▶ **Problem to solve**:
For the word "JSON", count the lines below that contain it. Give the number alone.

Material provided section start

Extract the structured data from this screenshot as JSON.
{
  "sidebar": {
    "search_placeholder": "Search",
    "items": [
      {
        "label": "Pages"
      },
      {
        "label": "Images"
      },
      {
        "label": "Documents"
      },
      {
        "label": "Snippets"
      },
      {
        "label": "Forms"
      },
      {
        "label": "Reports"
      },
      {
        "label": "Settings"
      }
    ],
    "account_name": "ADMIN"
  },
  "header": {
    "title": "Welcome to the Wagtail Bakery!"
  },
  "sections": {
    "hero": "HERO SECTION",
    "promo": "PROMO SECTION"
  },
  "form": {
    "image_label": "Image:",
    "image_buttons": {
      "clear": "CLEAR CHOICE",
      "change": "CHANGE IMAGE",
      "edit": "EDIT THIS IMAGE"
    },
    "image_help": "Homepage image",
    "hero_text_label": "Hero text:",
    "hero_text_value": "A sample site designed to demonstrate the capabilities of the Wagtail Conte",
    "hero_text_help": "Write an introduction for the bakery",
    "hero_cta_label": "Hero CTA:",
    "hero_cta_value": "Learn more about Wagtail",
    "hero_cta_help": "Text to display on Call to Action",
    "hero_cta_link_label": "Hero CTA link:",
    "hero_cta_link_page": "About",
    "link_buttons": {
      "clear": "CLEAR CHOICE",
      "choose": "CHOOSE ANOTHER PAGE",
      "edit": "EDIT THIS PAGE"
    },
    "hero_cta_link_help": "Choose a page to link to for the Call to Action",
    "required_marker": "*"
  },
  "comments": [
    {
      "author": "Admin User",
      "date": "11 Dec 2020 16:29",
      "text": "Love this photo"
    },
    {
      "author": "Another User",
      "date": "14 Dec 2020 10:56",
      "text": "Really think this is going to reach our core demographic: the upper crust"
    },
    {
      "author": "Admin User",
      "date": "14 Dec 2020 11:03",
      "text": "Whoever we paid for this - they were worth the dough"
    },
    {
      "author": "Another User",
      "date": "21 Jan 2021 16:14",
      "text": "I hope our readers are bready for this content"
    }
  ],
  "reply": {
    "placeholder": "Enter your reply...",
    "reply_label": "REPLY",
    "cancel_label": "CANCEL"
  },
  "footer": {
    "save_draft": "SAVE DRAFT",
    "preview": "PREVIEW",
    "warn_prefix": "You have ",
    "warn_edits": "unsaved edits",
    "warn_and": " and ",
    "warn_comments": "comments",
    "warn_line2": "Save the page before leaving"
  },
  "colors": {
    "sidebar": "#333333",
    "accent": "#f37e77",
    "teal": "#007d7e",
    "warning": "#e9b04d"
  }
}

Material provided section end
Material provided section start

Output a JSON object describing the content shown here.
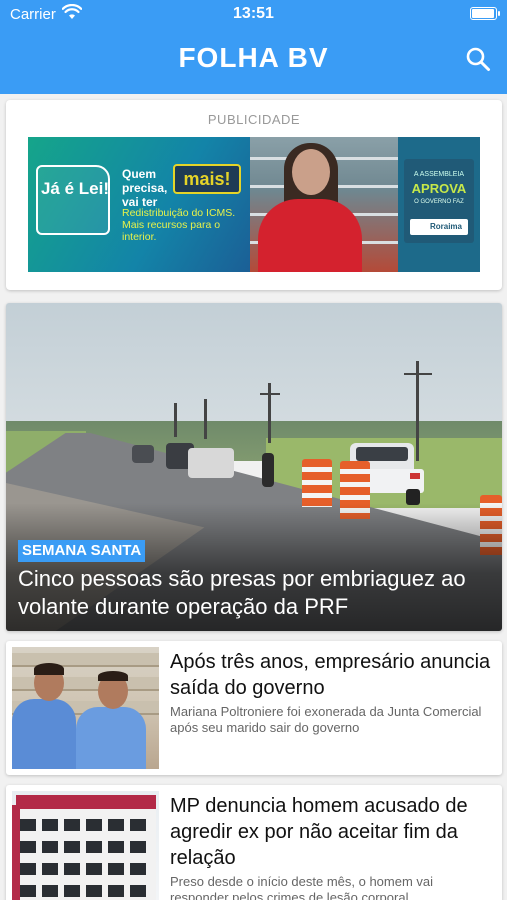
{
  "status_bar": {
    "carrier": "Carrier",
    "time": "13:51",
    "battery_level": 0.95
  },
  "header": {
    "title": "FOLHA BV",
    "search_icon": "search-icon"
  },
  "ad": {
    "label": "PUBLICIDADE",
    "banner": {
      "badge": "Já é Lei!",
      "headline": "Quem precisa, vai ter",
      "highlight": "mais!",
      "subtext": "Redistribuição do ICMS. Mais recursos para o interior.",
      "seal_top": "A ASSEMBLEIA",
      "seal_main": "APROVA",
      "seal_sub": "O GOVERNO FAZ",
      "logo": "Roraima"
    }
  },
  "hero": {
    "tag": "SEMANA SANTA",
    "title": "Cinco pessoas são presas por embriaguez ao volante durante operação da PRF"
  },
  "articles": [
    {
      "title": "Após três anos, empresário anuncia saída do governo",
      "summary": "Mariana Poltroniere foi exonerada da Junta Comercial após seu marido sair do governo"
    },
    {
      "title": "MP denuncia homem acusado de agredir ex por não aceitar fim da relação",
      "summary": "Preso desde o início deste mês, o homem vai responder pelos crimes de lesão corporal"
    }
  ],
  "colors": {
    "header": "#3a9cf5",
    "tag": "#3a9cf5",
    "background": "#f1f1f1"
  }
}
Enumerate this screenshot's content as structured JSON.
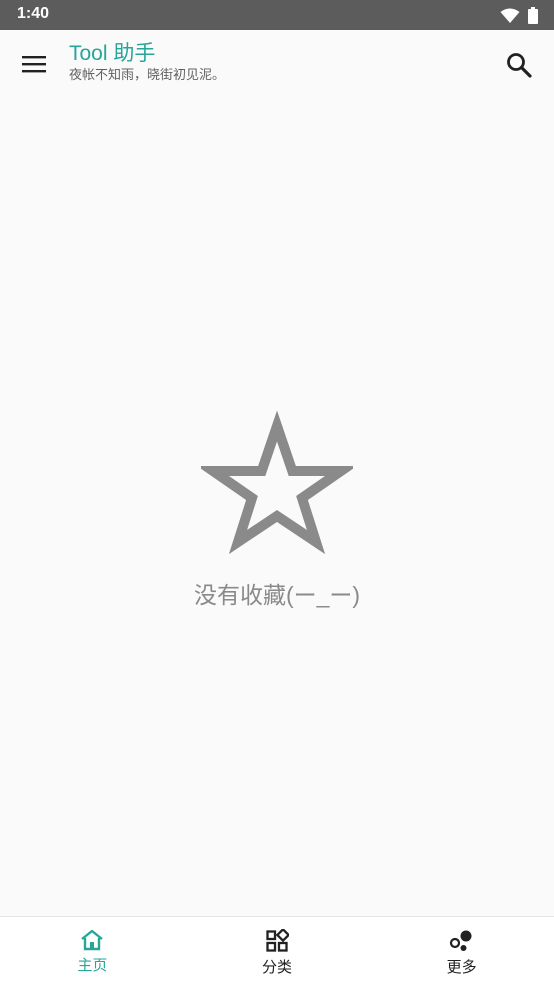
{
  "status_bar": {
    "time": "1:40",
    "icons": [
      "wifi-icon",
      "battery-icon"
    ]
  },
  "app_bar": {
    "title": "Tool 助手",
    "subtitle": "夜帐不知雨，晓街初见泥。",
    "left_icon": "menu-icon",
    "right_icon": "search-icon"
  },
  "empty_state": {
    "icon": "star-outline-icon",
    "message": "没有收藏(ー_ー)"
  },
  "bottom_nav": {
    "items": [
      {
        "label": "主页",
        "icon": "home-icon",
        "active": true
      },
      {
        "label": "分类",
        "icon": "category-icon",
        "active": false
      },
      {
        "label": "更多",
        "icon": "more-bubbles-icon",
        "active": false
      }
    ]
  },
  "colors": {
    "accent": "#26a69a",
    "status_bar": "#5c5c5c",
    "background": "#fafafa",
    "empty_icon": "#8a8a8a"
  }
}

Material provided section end
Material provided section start

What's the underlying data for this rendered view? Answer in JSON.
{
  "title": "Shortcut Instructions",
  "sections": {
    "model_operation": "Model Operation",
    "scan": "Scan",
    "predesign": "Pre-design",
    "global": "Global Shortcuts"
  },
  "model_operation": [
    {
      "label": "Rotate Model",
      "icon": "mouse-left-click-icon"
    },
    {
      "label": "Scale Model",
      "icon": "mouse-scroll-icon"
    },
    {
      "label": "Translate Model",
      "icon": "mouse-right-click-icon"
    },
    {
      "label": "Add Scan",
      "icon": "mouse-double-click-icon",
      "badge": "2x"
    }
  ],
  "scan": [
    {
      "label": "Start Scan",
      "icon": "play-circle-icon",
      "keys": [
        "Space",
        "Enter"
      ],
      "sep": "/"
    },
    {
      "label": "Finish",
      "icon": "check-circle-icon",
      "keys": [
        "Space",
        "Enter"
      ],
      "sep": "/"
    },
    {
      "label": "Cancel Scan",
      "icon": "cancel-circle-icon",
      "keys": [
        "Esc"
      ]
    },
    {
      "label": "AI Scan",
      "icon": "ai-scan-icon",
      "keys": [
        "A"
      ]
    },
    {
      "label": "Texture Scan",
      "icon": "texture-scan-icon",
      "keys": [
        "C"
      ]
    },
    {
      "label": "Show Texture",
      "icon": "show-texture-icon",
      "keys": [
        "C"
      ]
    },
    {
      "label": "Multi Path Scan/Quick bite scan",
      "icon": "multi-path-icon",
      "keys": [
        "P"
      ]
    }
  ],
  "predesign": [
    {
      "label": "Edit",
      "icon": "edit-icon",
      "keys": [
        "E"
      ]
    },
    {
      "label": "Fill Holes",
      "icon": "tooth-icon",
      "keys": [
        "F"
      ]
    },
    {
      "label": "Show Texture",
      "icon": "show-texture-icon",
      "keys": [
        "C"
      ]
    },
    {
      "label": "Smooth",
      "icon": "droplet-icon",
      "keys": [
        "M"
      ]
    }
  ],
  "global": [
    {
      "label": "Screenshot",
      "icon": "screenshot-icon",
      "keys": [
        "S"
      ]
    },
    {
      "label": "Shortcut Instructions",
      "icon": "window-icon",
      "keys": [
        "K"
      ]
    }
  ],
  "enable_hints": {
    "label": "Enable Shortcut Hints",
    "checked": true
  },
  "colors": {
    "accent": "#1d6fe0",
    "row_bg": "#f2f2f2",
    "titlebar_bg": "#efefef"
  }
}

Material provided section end

▶ **Answer section**:
4